As older hematologists retire and other newly trained physicians are drawn more to careers in oncology than hematology, patients may experience a shortage of bleeding disorder specialists in the future. This trend could further affect the care of patients with VWD, and research and development for all bleeding disorders, said the report.

Psychosocial concerns

Psychosocial concerns of people with VWD are not well documented in the literature. Most of it is anecdotal and collected from women. Those with VWD report diminished health-related quality of life, specifically in terms of emotion, cognition and pain. Among women 18–25, menorrhagia disrupted their daily lives, including physical activities and sports, social events, and school and work.

The mistaken notion that VWD is a women’s disease stigmatizes men and leads to underdiagnosis, said the report.

Patients express difficulty discussing VWD-related challenges with their providers. “This strongly suggests that provider education and training are critical to ensuring that patients receive the range of care needed by people with VWD to achieve and maintain their health and quality of life,” the paper stated.

Insurance Stats

UDC data from 2005–2009 showed that 63.4% of patients with VWD had commercial insurance, 22.4% had Medicaid and 5.3% were covered by Medicare. Increased costs for infused factor products have prompted payers to resort to “using various forms of utilization management and increased contracting with preferred distribution providers.”


The Lewin report stated that there is a growing need for more studies on VWD alone, not in combination with hemophilia, and for systematic evidence reviews, not simply expert consensus, when it comes to management guidelines. “There is a dearth of comprehensive information about the pathophysiology, epidemiology, treatment, and psychosocial effects of VWD,” the report stated.

Future focus

The paper concluded with 10 areas of focus for “stakeholders committed to improving care for people with VWD”:

1. Recognize and address stigma, apathy and clinical marginalization of people with VWD, including the respective needs of children and adults

2. Improve screening and diagnostic protocols for and classification of VWD, supported by further research on their clinical utility as needed

3. Improve quality and standardization of laboratory testing for VWD

4. Develop new or updated clinical practice guidelines for VWD, including psychosocial and healthcare delivery aspects, as well as clinical aspects
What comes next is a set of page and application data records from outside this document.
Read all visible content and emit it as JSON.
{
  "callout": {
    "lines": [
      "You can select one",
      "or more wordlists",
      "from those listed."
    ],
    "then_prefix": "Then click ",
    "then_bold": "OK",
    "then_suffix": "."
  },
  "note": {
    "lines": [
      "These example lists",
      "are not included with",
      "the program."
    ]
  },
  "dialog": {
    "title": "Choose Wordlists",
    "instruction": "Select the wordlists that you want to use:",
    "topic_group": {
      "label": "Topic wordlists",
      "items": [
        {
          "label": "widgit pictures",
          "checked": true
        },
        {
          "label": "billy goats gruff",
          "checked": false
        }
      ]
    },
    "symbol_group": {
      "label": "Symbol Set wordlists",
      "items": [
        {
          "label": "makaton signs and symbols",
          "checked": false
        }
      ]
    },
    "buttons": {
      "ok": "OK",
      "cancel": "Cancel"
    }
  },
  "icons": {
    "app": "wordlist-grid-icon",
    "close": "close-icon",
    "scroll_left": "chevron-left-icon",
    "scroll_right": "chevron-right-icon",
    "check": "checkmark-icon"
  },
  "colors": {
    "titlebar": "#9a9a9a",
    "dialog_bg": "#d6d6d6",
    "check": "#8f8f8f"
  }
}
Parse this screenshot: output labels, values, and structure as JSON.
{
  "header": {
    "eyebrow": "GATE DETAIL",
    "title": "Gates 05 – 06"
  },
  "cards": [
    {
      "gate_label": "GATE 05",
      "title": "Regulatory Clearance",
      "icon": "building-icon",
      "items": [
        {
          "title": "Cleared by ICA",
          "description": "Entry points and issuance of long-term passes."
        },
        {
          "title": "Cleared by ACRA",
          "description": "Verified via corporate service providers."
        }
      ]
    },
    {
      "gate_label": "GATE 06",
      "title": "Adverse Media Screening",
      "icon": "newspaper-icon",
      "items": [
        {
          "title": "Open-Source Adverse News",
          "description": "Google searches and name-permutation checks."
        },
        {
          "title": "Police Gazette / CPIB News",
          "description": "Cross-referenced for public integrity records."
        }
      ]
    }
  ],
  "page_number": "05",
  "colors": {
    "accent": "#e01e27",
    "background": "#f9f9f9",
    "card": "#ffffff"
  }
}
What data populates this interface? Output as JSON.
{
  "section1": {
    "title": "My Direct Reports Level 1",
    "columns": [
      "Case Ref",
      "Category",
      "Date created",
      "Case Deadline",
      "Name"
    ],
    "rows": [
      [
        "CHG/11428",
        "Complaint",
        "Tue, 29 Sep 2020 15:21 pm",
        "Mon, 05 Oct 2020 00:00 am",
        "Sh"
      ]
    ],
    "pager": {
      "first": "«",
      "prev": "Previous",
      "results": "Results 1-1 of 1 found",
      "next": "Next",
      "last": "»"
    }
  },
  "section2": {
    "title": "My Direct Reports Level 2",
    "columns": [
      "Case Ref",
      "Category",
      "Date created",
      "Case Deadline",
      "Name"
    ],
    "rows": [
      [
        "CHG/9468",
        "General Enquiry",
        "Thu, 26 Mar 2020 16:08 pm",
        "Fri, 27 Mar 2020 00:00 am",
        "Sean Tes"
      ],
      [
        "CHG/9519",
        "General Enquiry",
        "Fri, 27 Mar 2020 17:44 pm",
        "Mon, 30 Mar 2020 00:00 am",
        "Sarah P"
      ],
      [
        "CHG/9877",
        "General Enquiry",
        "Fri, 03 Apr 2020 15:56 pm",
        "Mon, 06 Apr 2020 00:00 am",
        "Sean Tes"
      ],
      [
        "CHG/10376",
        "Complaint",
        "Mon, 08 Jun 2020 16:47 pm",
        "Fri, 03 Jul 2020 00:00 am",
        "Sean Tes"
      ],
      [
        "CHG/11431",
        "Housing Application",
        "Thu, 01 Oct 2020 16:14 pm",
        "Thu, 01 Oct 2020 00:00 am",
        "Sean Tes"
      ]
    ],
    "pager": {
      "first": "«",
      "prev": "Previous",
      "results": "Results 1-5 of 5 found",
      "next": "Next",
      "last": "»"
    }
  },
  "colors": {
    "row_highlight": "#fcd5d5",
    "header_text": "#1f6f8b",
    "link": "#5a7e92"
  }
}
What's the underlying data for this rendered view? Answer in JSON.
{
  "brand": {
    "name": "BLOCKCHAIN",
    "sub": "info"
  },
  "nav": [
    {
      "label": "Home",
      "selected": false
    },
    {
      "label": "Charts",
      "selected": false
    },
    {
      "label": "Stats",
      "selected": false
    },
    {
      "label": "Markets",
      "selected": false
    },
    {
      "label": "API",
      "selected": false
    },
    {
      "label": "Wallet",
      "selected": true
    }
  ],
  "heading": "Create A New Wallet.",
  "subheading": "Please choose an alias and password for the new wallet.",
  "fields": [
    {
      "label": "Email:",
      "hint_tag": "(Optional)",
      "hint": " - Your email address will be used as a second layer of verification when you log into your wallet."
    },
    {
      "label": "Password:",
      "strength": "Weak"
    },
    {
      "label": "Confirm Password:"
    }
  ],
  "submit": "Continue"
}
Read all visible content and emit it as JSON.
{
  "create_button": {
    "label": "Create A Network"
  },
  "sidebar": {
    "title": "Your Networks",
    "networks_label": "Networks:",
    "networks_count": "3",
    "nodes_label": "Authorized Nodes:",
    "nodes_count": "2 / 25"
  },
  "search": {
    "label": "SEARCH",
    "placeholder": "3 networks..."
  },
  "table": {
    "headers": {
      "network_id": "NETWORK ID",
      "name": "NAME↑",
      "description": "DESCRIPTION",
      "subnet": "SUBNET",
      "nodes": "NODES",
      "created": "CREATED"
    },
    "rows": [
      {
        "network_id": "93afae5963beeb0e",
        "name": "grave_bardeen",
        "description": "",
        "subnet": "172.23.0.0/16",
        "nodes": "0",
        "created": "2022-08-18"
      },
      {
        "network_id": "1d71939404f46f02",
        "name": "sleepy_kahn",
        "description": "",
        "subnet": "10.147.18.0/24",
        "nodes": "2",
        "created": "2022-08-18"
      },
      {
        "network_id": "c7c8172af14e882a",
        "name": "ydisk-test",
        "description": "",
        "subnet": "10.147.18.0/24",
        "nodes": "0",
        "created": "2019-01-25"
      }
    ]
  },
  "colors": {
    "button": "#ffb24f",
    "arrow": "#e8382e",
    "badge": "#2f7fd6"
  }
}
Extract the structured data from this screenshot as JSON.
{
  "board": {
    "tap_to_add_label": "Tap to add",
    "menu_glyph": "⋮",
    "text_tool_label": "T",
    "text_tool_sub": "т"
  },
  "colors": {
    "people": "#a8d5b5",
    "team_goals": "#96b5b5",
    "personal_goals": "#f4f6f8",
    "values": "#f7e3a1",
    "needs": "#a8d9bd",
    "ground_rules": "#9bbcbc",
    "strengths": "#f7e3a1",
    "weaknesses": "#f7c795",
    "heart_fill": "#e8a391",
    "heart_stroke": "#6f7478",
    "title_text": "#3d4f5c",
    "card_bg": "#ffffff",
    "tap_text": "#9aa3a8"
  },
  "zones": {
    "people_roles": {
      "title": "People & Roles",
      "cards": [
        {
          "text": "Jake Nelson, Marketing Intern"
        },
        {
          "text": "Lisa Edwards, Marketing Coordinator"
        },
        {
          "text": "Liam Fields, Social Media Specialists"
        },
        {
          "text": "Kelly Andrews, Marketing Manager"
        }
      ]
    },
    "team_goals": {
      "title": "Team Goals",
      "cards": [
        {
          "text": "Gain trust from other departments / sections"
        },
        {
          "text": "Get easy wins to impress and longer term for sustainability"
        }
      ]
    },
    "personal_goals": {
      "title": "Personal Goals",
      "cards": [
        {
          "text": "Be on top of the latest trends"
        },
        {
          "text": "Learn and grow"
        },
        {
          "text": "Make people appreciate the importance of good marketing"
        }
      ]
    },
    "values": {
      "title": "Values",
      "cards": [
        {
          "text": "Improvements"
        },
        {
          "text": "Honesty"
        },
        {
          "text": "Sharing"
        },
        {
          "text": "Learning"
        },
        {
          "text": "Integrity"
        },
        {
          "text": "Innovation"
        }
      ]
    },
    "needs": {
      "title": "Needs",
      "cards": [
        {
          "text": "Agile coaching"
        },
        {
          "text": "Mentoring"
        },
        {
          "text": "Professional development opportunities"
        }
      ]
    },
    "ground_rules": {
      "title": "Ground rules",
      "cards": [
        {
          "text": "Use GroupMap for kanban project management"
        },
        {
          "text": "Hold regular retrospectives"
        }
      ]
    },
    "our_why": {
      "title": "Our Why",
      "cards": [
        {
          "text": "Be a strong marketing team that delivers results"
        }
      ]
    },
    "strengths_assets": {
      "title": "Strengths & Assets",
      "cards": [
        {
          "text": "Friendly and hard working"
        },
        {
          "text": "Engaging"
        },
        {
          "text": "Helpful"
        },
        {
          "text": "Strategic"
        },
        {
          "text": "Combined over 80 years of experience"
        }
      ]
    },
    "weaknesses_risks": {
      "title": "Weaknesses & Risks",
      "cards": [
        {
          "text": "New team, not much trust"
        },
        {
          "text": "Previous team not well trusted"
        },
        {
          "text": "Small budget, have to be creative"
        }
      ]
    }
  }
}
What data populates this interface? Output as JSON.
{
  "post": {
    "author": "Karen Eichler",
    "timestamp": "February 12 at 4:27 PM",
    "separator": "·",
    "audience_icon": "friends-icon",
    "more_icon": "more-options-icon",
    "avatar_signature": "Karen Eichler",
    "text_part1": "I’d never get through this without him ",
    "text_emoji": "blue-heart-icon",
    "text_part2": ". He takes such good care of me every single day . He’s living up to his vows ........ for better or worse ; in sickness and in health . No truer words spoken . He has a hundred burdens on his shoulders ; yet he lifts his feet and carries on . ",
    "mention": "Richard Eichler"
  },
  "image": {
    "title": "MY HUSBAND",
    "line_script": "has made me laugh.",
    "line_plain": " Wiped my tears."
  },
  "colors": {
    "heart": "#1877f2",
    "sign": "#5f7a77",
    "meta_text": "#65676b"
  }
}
5. Improve education and training of primary care clinicians and gynecologists in VWD to improve their awareness, diagnosis and management of VWD, including more informative and supportive interaction with patients

6. Improve HTC protocols for recognition of and focus on VWD, including comprehensive care of VWD distinct from other bleeding disorders

7. Motivate and collaborate with industry for continued new product development and refinement, including diagnostics and therapeutics

8. Strengthen research and ongoing data collection on VWD pathophysiology, demographic and other patient characteristics, epidemiology, and short- and long-term health outcomes of VWD patients

9. Improve research on the patient outcomes of prophylaxis in selected VWD types of sub-types

10. Toward pursuing the above, re-examine and strengthen patient and community advocacy for VWD through organizational focus, augmented priorities, collaboration and other means as appropriate